* _Prompt_
The lines below, from the one holding "Convert this screenshot" through the final line, are to be copied exactly, with no other lines and no pictures.
== Supplied data
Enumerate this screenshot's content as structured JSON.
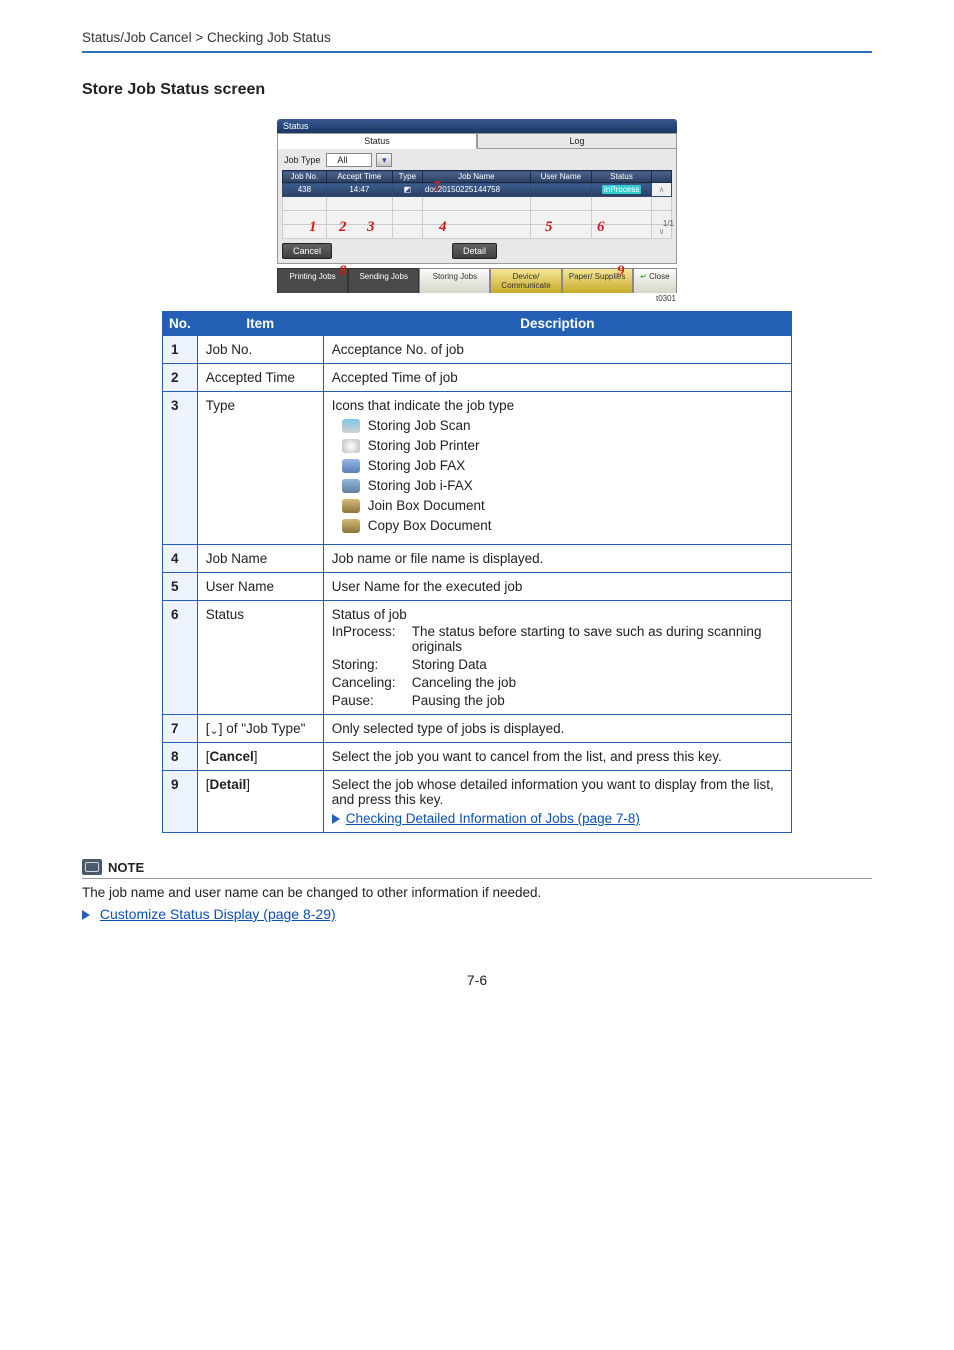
{
  "header": {
    "breadcrumb": "Status/Job Cancel > Checking Job Status"
  },
  "section_title": "Store Job Status screen",
  "ui": {
    "title": "Status",
    "tab_status": "Status",
    "tab_log": "Log",
    "jobtype_label": "Job Type",
    "jobtype_value": "All",
    "cols": {
      "no": "Job No.",
      "time": "Accept Time",
      "type": "Type",
      "name": "Job Name",
      "user": "User Name",
      "status": "Status"
    },
    "row": {
      "no": "438",
      "time": "14:47",
      "name": "doc20150225144758",
      "user": "",
      "status": "InProcess"
    },
    "page_counter": "1/1",
    "btn_cancel": "Cancel",
    "btn_detail": "Detail",
    "tabs": {
      "printing": "Printing Jobs",
      "sending": "Sending Jobs",
      "storing": "Storing Jobs",
      "device": "Device/\nCommunicate",
      "paper": "Paper/\nSupplies",
      "close": "Close"
    },
    "foot_code": "t0301",
    "callouts": {
      "1": "1",
      "2": "2",
      "3": "3",
      "4": "4",
      "5": "5",
      "6": "6",
      "7": "7",
      "8": "8",
      "9": "9"
    }
  },
  "desc": {
    "head": {
      "no": "No.",
      "item": "Item",
      "desc": "Description"
    },
    "rows": {
      "1": {
        "no": "1",
        "item": "Job No.",
        "desc": "Acceptance No. of job"
      },
      "2": {
        "no": "2",
        "item": "Accepted Time",
        "desc": "Accepted Time of job"
      },
      "3": {
        "no": "3",
        "item": "Type",
        "lead": "Icons that indicate the job type",
        "icons": {
          "scan": "Storing Job Scan",
          "print": "Storing Job Printer",
          "fax": "Storing Job FAX",
          "ifax": "Storing Job i-FAX",
          "join": "Join Box Document",
          "copy": "Copy Box Document"
        }
      },
      "4": {
        "no": "4",
        "item": "Job Name",
        "desc": "Job name or file name is displayed."
      },
      "5": {
        "no": "5",
        "item": "User Name",
        "desc": "User Name for the executed job"
      },
      "6": {
        "no": "6",
        "item": "Status",
        "lead": "Status of job",
        "st": {
          "inprocess_k": "InProcess:",
          "inprocess_v": "The status before starting to save such as during scanning originals",
          "storing_k": "Storing:",
          "storing_v": "Storing Data",
          "cancel_k": "Canceling:",
          "cancel_v": "Canceling the job",
          "pause_k": "Pause:",
          "pause_v": "Pausing the job"
        }
      },
      "7": {
        "no": "7",
        "item_prefix": "[",
        "item_suffix": "] of \"Job Type\"",
        "desc": "Only selected type of jobs is displayed."
      },
      "8": {
        "no": "8",
        "item": "[Cancel]",
        "desc": "Select the job you want to cancel from the list, and press this key."
      },
      "9": {
        "no": "9",
        "item": "[Detail]",
        "desc": "Select the job whose detailed information you want to display from the list, and press this key.",
        "link": "Checking Detailed Information of Jobs (page 7-8)"
      }
    }
  },
  "note": {
    "label": "NOTE",
    "body": "The job name and user name can be changed to other information if needed.",
    "link": "Customize Status Display (page 8-29)"
  },
  "page_num": "7-6"
}
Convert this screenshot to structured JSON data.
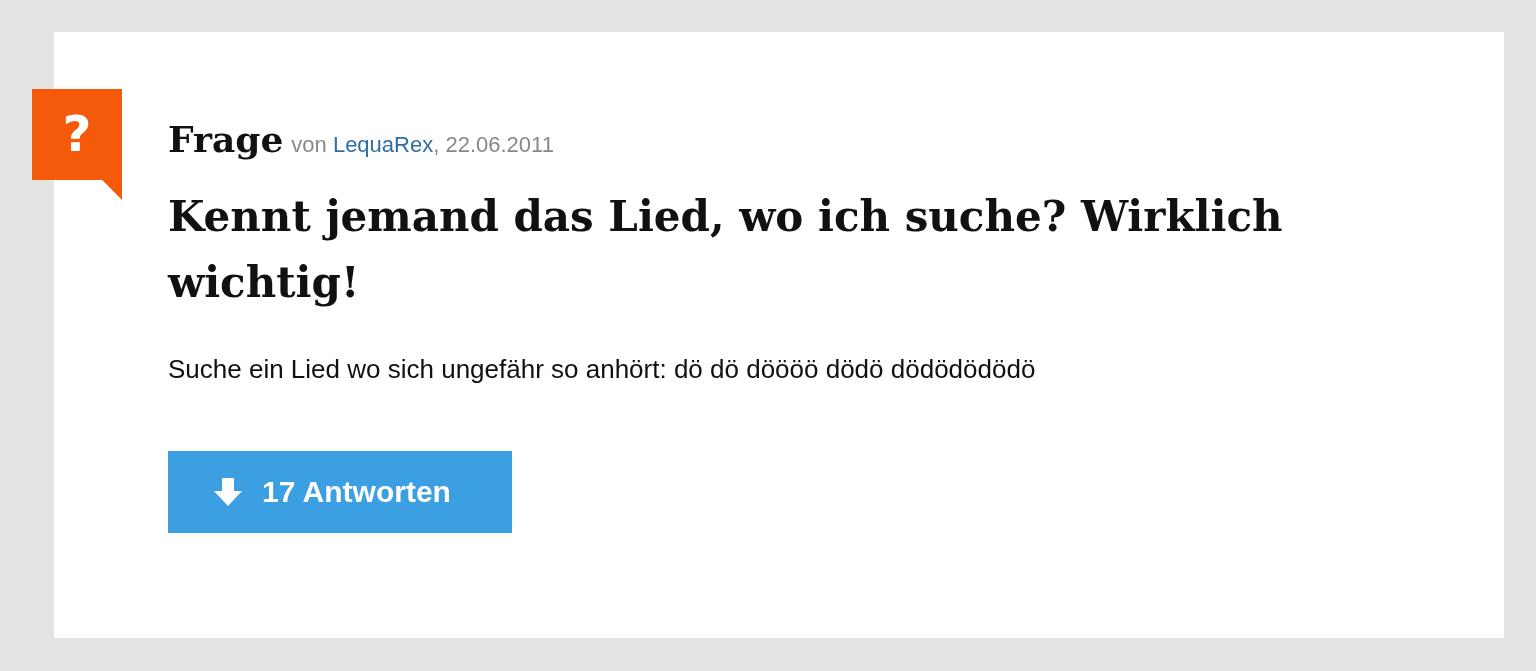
{
  "question": {
    "badge": "?",
    "label": "Frage",
    "meta_prefix": "von",
    "author": "LequaRex",
    "meta_suffix": ", 22.06.2011",
    "title": "Kennt jemand das Lied, wo ich suche? Wirklich wichtig!",
    "body": "Suche ein Lied wo sich ungefähr so anhört: dö dö döööö dödö dödödödödö",
    "answers_button": {
      "label": "17 Antworten"
    }
  }
}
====
* _Expected output_
Convert this screenshot to structured JSON data.
{
  "question": {
    "badge": "?",
    "label": "Frage",
    "meta_prefix": "von",
    "author": "LequaRex",
    "meta_suffix": ", 22.06.2011",
    "title": "Kennt jemand das Lied, wo ich suche? Wirklich wichtig!",
    "body": "Suche ein Lied wo sich ungefähr so anhört: dö dö döööö dödö dödödödödö",
    "answers_button": {
      "label": "17 Antworten"
    }
  }
}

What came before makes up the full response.